US sustainable, responsible and impact (SRI) investing continues to expand. The total US-domiciled assets under management using SRI strategies grew from $6.57 trillion at the start of 2014 to $8.72 trillion at the start of 2016, an increase of 33 percent, as shown in Figure A. These assets now account for more than one out of every five dollars under professional management in the United States.The individuals, institutions, investment companies, money managers and financial institutions that practice SRI investing seek to achieve long-term competitive financial returns. Some investors embrace SRI strategies to manage risk and fulfill fiduciary duties; many also seek to help contribute to advancements in social, environmental and governance practices. SRI investing strategies can be applied across asset classes to promote stronger corporate social responsibility, build long-term value for companies and their stakeholders, and foster businesses or introduce products that will yield community and environmental benefits.Through a survey and research undertaken in 2016, the US SIF Foundation identified:* $8.10 trillion in US-domiciled assets at the beginning of 2016 held by 477 institutional investors, 300 money managers and 1,043 community investment institutions that apply various environmental, social and governance (ESG) criteria in their investment analysis and portfolio selection, and* $2.56 trillion in US-domiciled assets at the beginning of 2016 held by 225 institutional investors or money managers that filed or co-filed shareholder resolutions on ESG issues at publicly traded companies from 2014 through 2016. After eliminating double counting for assets involved in both strategies and for assets managed by money managers on behalf of institutional investors, the overall total of SRI assets at the beginning of 2016 was $8.72 trillion, as shown in Figure C. Throughout this report, the terms sustainable, responsible and impact investing, sustainable investing, responsible investing, impact investing and SRI are used interchangeably to describe these investment practices.After eliminating double counting for assets involved in both strategies and for assets managed by money managers on behalf of institutional investors, the overall total of SRI assets at the beginning of 2016 was $8.72 trillion. Throughout this report, the terms sustainable, responsible and impact investing, sustainable investing, responsible investing, impact investing and SRI are used interchangeably to describe these investment practices.The assets engaged in sustainable, responsible and impact investing practices at the start of 2016 represent nearly 22 percent of the $40.3 trillion in total assets under management tracked by Cerulli Associates. From 1995, when the US SIF Foundation first measured the size of the US sustainable and responsible investing market, to 2016, the SRI universe has increased nearly 14-fold, a compound annual growth rate of 13.25 percent.

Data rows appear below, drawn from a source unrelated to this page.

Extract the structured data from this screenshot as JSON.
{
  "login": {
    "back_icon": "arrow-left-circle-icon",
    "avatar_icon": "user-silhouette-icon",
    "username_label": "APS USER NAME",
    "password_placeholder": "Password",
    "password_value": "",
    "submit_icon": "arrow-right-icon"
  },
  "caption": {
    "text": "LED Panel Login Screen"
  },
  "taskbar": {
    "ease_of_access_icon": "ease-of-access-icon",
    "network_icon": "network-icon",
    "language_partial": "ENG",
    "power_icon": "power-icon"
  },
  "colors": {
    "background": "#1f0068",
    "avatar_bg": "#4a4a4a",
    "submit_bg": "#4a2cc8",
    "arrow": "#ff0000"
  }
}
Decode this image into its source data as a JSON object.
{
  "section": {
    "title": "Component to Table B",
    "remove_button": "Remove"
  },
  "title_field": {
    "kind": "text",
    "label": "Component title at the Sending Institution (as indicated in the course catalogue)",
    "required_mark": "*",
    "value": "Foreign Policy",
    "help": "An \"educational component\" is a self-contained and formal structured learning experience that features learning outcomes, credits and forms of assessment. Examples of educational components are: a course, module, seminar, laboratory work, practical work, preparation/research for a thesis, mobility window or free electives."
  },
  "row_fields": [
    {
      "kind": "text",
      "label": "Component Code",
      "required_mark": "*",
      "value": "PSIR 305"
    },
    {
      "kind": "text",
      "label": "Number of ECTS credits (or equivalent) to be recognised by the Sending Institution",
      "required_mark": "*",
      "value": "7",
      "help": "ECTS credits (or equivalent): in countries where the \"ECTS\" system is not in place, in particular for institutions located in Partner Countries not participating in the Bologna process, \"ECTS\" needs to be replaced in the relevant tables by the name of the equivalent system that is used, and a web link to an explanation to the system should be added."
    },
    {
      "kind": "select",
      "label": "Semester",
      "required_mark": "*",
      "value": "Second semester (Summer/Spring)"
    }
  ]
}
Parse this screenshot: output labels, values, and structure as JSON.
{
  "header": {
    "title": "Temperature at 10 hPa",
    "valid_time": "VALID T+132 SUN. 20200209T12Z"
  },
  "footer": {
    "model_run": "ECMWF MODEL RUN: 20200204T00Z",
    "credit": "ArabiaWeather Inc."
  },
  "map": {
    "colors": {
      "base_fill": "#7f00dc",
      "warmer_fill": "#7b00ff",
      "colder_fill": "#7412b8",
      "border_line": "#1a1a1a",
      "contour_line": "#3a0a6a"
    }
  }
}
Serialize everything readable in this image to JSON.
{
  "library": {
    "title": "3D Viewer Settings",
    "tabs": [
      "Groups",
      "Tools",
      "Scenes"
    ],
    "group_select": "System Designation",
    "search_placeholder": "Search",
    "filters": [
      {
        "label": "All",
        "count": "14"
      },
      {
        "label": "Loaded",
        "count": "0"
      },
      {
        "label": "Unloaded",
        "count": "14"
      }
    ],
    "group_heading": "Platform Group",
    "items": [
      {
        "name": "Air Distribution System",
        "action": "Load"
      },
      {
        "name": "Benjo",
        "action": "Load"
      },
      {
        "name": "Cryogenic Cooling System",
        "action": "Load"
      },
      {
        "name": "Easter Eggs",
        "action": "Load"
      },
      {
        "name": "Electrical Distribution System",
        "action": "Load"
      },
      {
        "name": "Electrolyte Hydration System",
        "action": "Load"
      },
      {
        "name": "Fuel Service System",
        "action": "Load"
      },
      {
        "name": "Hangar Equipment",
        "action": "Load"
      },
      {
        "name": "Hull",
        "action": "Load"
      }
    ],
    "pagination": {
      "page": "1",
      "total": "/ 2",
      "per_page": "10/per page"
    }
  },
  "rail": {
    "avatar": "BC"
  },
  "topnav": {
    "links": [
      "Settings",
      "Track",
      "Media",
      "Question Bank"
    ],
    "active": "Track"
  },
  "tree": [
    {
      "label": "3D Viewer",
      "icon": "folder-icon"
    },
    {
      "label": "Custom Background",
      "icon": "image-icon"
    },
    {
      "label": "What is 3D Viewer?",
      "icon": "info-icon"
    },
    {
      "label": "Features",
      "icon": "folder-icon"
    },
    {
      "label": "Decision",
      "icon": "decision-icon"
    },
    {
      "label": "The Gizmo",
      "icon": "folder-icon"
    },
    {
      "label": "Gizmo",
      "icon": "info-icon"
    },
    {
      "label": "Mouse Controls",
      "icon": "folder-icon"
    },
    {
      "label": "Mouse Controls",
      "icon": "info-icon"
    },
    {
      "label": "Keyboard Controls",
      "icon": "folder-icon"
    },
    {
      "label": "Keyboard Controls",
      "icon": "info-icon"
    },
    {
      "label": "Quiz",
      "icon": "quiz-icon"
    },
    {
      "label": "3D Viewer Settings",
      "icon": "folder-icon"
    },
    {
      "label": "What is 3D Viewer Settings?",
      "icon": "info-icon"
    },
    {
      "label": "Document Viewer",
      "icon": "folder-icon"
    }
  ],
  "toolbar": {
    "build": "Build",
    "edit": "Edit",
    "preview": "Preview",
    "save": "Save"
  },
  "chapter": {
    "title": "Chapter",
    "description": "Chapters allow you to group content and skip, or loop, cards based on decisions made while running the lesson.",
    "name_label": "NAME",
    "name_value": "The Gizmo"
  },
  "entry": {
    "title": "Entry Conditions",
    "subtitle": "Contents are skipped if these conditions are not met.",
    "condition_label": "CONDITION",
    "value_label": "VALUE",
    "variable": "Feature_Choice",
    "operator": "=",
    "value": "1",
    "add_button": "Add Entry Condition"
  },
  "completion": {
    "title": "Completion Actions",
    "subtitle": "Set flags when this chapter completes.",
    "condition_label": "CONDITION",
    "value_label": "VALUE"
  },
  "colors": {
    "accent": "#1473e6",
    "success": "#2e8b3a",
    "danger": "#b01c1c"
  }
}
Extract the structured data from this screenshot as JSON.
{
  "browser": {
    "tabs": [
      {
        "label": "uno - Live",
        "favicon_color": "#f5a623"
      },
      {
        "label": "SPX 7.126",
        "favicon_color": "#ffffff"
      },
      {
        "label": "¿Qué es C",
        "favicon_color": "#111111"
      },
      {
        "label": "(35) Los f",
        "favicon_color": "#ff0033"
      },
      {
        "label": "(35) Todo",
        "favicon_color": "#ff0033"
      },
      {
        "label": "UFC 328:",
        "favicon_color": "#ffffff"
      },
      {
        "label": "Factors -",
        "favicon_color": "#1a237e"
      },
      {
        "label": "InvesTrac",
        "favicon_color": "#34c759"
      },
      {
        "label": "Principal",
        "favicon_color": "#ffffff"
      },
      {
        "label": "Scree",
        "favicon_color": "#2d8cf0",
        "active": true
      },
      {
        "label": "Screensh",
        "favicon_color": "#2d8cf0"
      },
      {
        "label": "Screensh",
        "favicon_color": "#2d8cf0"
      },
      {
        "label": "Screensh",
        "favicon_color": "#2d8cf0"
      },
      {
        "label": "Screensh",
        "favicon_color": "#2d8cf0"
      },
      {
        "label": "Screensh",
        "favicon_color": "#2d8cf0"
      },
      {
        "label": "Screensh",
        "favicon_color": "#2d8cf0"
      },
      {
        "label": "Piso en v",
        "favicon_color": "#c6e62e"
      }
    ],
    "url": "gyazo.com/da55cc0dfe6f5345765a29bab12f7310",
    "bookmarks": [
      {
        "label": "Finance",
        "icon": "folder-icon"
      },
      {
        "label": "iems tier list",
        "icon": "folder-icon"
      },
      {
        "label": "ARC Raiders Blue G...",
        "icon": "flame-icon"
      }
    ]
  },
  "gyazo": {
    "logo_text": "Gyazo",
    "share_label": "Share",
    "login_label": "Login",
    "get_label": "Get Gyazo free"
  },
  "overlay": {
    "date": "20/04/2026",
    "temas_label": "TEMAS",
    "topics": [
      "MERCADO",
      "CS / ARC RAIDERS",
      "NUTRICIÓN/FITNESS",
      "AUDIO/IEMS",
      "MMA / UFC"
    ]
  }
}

Stronger Nonprofits, Stronger Communities

June 27, 2016

The nonprofit sector is a vital partner in building healthy, vibrant, stable communities where businesses and people can be successful. Across the nation, local nonprofit organizations are working every day to strengthen communities, provide critical services, and advance the causes of equality and opportunity for all.